so if phenytoin isn't working for someone, just switch them to a new drug - don't increase dose

18

What are some side effects of phenytoin?

nystagmus, diplopia
ataxia
sedation
induction of cyp450 and protein binding leads to drug interactions

19

What is the mechanism of action for tiagabine?

Inhibits reuptake of GABA via GAT1, thus increasing the amount of GABA available to postsynaptic neurons

20

What is the therapeutic use for tiagabine?

partial seizures

21

What are the size effects of tiagabine?

nervousness
dizziness
depression
seizures

22

What is the mechanism of action for valproic acid?

blocks VG Na+ channels, blocks NMDA receptors, decreases GABA reuptake

23

What is the main therapeutic use for valproic acid?

absence seizures - especially when combined with some generalized tonic/clonic

24

What are the main side effects of valproic acid?

GI upset
Drug interactions with other anticonvulsants because it decreases liver metabolism
Hepatotoxicity - can be fatal
Teratogenic (inhibits HDAC)

25

What is the mechanism of action for gabapentin?

It's a GABA analog, but blocks VG Ca2+ channels

26

What barbiturate is used to treat seizure?

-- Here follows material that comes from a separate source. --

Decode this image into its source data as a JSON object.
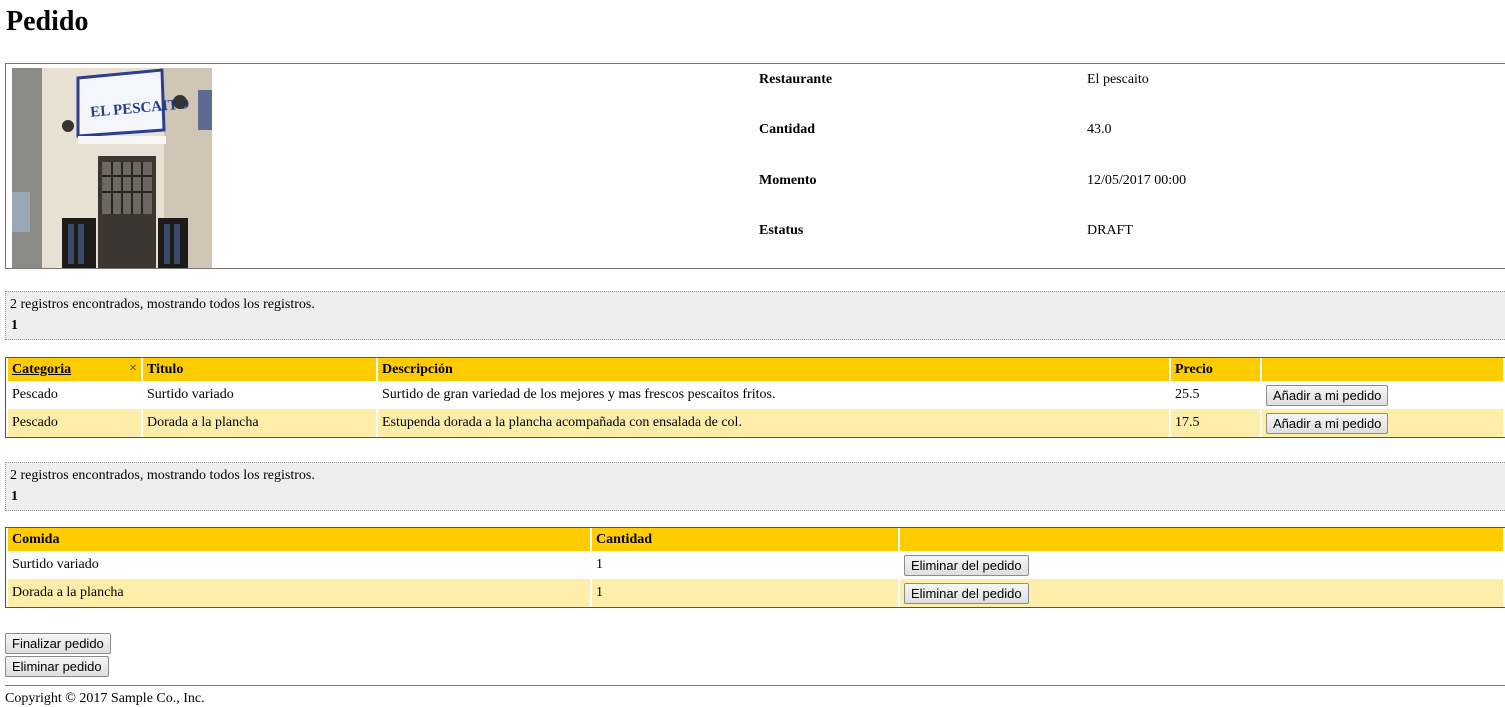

phenobarbital

27

What benzodiazepines are used to treat seizures?

diazepam
lorazepam